One key element of the project management scope was the preparation and tracking of costs and time schedules to ensure the campaign was completed on time and within budget. The team met regularly with the vendors to identify, manage and resolve any issues, so that they did not affect completion of the project.
The team visited the offshore site to assess the facilities and equipment ahead of the campaign and to ensure that the site was ready for the pipeline inspection. During the offshore execution of the cleaning and inspection runs, Jee worked with the client’s team for the duration of the ILI campaigns, oversaw the vendor activities, independently reviewed recommendations and managed the interface between the pigging team and the offshore management team.
One of the offshore campaigns was completed on time and the other ahead of schedule, minimizing the production losses associated with shutting down each pipeline during a pigging campaign. The shutdown time from the original estimate fell from 21 days to 12 days. This resulted in a saving of about $100 million for the client in otherwise lost production.
Following the campaigns, a close-out meeting to review lessons learned was arranged and chaired.
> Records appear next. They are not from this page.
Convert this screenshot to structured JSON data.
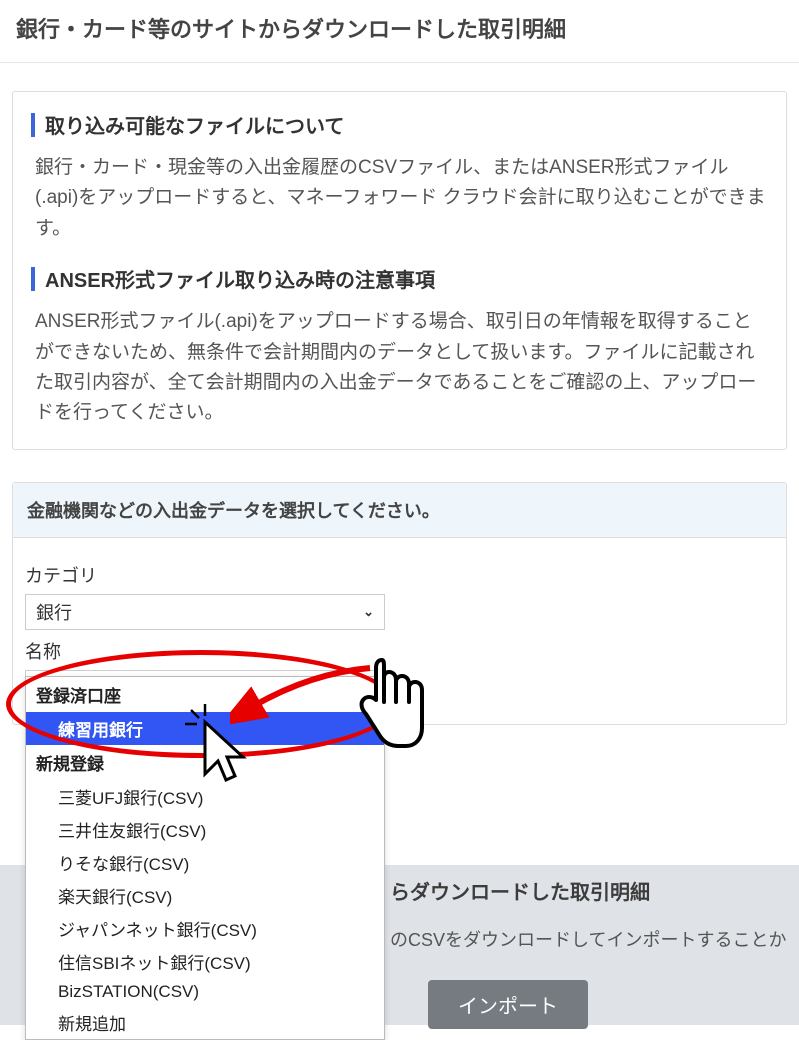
{
  "page_title": "銀行・カード等のサイトからダウンロードした取引明細",
  "info": {
    "heading1": "取り込み可能なファイルについて",
    "text1": "銀行・カード・現金等の入出金履歴のCSVファイル、またはANSER形式ファイル(.api)をアップロードすると、マネーフォワード クラウド会計に取り込むことができます。",
    "heading2": "ANSER形式ファイル取り込み時の注意事項",
    "text2": "ANSER形式ファイル(.api)をアップロードする場合、取引日の年情報を取得することができないため、無条件で会計期間内のデータとして扱います。ファイルに記載された取引内容が、全て会計期間内の入出金データであることをご確認の上、アップロードを行ってください。"
  },
  "select_panel": {
    "header": "金融機関などの入出金データを選択してください。",
    "category_label": "カテゴリ",
    "category_value": "銀行",
    "name_label": "名称",
    "name_value": "練習用銀行"
  },
  "dropdown": {
    "group1": "登録済口座",
    "group1_items": [
      "練習用銀行"
    ],
    "group2": "新規登録",
    "group2_items": [
      "三菱UFJ銀行(CSV)",
      "三井住友銀行(CSV)",
      "りそな銀行(CSV)",
      "楽天銀行(CSV)",
      "ジャパンネット銀行(CSV)",
      "住信SBIネット銀行(CSV)",
      "BizSTATION(CSV)",
      "新規追加"
    ]
  },
  "bg": {
    "title": "らダウンロードした取引明細",
    "sub": "のCSVをダウンロードしてインポートすることか",
    "import_label": "インポート"
  }
}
A detailed report was compiled and issued to the client, summarizing all onshore and offshore activities during the project and key data recovered by the inspection.
The complex ILI campaigns were managed and executed successfully, giving the client a first run inspection success and significant cost savings. As a result of this success, Jee went on to secure a further two contracts with the same major operator in West Africa and the North Sea, due for completion in 2015.
Author: Paul Otway is the senior subsea engineer at Jee Ltd., where he has worked since 2009. He specializes in in pipeline pigging and management of pipeline in-line inspection campaigns.
A cleaning pig prior to its run.